The word “Tantra” means “treatise”, and is applied to a variety of mystical, occult, medical and scientific works as well as to those which we would now regard as Taantrik. Most tantras were written between the 10th and 14th centuries CE.
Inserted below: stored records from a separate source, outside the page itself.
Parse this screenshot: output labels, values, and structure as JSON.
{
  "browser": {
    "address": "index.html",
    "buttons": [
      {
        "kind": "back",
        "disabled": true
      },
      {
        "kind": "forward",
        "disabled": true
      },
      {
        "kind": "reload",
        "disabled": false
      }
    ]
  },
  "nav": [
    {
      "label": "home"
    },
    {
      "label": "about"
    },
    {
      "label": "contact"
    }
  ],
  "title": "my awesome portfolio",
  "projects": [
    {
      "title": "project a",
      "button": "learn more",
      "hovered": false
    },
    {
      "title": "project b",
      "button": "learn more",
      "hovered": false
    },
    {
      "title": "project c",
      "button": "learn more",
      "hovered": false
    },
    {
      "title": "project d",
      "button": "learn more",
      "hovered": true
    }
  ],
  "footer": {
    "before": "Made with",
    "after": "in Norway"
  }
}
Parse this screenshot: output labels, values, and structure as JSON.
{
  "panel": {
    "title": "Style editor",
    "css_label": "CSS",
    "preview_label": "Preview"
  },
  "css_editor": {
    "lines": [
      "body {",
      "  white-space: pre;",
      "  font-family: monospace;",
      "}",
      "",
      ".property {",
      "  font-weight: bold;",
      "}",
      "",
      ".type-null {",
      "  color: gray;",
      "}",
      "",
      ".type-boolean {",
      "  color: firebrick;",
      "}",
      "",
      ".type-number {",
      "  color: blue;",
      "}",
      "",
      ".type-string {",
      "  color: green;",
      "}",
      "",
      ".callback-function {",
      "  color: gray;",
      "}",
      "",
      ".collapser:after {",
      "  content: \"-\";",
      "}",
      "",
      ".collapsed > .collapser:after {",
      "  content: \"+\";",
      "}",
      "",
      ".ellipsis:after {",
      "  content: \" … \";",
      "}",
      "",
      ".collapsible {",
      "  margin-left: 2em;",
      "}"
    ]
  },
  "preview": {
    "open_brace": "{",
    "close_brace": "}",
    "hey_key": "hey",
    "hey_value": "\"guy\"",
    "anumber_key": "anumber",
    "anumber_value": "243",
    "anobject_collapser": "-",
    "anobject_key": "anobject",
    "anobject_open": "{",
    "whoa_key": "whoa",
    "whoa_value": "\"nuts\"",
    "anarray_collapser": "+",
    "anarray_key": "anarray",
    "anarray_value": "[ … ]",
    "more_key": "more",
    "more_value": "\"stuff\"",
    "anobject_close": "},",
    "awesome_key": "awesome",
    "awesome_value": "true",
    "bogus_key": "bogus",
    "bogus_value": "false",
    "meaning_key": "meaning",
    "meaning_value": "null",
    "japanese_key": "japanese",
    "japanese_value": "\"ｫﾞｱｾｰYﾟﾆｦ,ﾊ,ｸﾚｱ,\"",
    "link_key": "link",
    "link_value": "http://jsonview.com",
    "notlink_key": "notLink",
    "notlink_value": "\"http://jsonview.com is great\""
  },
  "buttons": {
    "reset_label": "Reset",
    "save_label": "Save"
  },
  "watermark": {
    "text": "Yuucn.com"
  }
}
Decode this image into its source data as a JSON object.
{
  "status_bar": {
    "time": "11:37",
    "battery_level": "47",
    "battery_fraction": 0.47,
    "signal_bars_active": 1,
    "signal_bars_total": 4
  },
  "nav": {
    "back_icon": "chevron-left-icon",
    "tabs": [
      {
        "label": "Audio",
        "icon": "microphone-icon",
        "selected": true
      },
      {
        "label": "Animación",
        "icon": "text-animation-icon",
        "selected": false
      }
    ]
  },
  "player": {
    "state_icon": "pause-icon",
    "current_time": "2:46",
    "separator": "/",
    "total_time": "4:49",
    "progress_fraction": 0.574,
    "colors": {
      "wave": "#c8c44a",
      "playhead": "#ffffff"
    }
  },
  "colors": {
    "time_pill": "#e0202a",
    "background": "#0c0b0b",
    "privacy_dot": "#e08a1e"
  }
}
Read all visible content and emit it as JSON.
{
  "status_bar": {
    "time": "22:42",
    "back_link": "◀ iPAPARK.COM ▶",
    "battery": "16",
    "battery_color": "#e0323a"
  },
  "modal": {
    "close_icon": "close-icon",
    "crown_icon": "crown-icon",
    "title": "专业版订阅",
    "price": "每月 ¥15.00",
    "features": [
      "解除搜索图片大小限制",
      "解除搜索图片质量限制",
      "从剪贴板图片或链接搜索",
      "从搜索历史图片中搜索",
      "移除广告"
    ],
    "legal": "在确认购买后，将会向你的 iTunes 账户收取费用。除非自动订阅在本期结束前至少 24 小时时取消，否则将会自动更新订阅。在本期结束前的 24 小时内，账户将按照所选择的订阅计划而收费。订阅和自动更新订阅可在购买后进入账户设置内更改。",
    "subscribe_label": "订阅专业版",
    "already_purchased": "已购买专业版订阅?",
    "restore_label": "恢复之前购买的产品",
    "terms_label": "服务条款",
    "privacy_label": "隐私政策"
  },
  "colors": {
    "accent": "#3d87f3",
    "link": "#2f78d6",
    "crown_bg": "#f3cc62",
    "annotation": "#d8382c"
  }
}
While Hinduism is typically viewed as being Vedic, the Tantras are not considered part of the orthodox Hindu/Vedic scriptures. They are said to run alongside each other, The Vedas of orthodox Hinduism on one side and the Agamas of Tantra on the other. However, the practices, mantras and ideas of the Atharva Veda are markedy different from those of the prior three and show signs of powerful non-Aryan influence. Indeed, the Atharva Veda is cited by many Tantra texts as a source of great knowledge. it is notable that throughout the Tantras, such as the Mahanirvana Tantra, they align themselves as being natural progressions of the Vedas. Tantra exists for spiritual seekers in the age of Kaliyuga, when Vedic practices no longer apply to the current state of morality and Tantra is the most direct means to realization. Thus, aside from Vajrayana Buddhism, much of Tantric thought is Hindu Tantra, most notably those that council worship of Lord Shiva and the Divine Mother, Kali.
A Tantra typically takes the form of a dialogue between the Hindu gods Shiva and Shakti/Parvati, being that Shiva is known in Hinduism as being ‘Yogiraj’ or ‘Yogeshwara,’ ‘The King of Yoga’ or ‘God of Yoga’ and that his consort is known to be his perfect feminine equal. Each explains to the other a particular group of techniques or philosophies for attaining moksha (liberation/ enlightenment), or for attaining a certain practical result. [Agamas are Shiva to Shakti, and Nigamas are Shakti to Shiva.
Author : – Astro. Anshul Sharma